START Stored data
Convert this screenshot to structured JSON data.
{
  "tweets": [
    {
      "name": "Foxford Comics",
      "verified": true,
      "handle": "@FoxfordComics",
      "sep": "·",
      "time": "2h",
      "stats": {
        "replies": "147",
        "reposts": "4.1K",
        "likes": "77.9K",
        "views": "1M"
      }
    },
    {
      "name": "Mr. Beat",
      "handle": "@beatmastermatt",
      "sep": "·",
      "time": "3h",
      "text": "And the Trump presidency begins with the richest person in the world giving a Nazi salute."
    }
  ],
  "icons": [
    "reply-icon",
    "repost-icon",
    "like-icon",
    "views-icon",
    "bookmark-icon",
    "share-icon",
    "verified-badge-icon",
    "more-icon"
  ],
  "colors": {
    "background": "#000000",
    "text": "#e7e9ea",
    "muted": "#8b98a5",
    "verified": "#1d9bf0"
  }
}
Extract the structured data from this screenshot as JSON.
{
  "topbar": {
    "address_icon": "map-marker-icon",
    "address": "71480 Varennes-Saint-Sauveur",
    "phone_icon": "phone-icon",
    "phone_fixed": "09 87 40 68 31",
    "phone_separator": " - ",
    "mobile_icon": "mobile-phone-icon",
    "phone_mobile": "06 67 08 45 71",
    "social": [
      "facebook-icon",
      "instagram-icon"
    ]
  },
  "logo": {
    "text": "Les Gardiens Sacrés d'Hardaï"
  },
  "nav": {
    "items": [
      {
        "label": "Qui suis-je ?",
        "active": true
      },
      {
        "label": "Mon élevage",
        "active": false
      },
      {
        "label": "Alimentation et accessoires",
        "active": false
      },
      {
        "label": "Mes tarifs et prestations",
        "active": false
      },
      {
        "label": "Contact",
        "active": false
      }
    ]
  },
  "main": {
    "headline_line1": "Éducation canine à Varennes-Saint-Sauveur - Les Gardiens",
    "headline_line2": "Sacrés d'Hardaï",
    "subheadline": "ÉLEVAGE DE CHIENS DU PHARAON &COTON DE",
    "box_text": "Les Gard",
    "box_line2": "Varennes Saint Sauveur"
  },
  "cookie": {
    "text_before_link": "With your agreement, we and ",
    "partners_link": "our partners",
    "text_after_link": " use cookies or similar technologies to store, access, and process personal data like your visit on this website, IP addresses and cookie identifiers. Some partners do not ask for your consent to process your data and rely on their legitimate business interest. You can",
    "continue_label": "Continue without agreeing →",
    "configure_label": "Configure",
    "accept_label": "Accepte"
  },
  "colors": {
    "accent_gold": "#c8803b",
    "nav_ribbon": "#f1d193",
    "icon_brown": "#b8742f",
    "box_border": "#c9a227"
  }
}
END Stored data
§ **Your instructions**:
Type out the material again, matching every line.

§ **Written answer**:
Convert this screenshot to structured JSON data.
{
  "tweets": [
    {
      "name": "Foxford Comics",
      "verified": true,
      "handle": "@FoxfordComics",
      "sep": "·",
      "time": "2h",
      "stats": {
        "replies": "147",
        "reposts": "4.1K",
        "likes": "77.9K",
        "views": "1M"
      }
    },
    {
      "name": "Mr. Beat",
      "handle": "@beatmastermatt",
      "sep": "·",
      "time": "3h",
      "text": "And the Trump presidency begins with the richest person in the world giving a Nazi salute."
    }
  ],
  "icons": [
    "reply-icon",
    "repost-icon",
    "like-icon",
    "views-icon",
    "bookmark-icon",
    "share-icon",
    "verified-badge-icon",
    "more-icon"
  ],
  "colors": {
    "background": "#000000",
    "text": "#e7e9ea",
    "muted": "#8b98a5",
    "verified": "#1d9bf0"
  }
}
Extract the structured data from this screenshot as JSON.
{
  "topbar": {
    "address_icon": "map-marker-icon",
    "address": "71480 Varennes-Saint-Sauveur",
    "phone_icon": "phone-icon",
    "phone_fixed": "09 87 40 68 31",
    "phone_separator": " - ",
    "mobile_icon": "mobile-phone-icon",
    "phone_mobile": "06 67 08 45 71",
    "social": [
      "facebook-icon",
      "instagram-icon"
    ]
  },
  "logo": {
    "text": "Les Gardiens Sacrés d'Hardaï"
  },
  "nav": {
    "items": [
      {
        "label": "Qui suis-je ?",
        "active": true
      },
      {
        "label": "Mon élevage",
        "active": false
      },
      {
        "label": "Alimentation et accessoires",
        "active": false
      },
      {
        "label": "Mes tarifs et prestations",
        "active": false
      },
      {
        "label": "Contact",
        "active": false
      }
    ]
  },
  "main": {
    "headline_line1": "Éducation canine à Varennes-Saint-Sauveur - Les Gardiens",
    "headline_line2": "Sacrés d'Hardaï",
    "subheadline": "ÉLEVAGE DE CHIENS DU PHARAON &COTON DE",
    "box_text": "Les Gard",
    "box_line2": "Varennes Saint Sauveur"
  },
  "cookie": {
    "text_before_link": "With your agreement, we and ",
    "partners_link": "our partners",
    "text_after_link": " use cookies or similar technologies to store, access, and process personal data like your visit on this website, IP addresses and cookie identifiers. Some partners do not ask for your consent to process your data and rely on their legitimate business interest. You can",
    "continue_label": "Continue without agreeing →",
    "configure_label": "Configure",
    "accept_label": "Accepte"
  },
  "colors": {
    "accent_gold": "#c8803b",
    "nav_ribbon": "#f1d193",
    "icon_brown": "#b8742f",
    "box_border": "#c9a227"
  }
}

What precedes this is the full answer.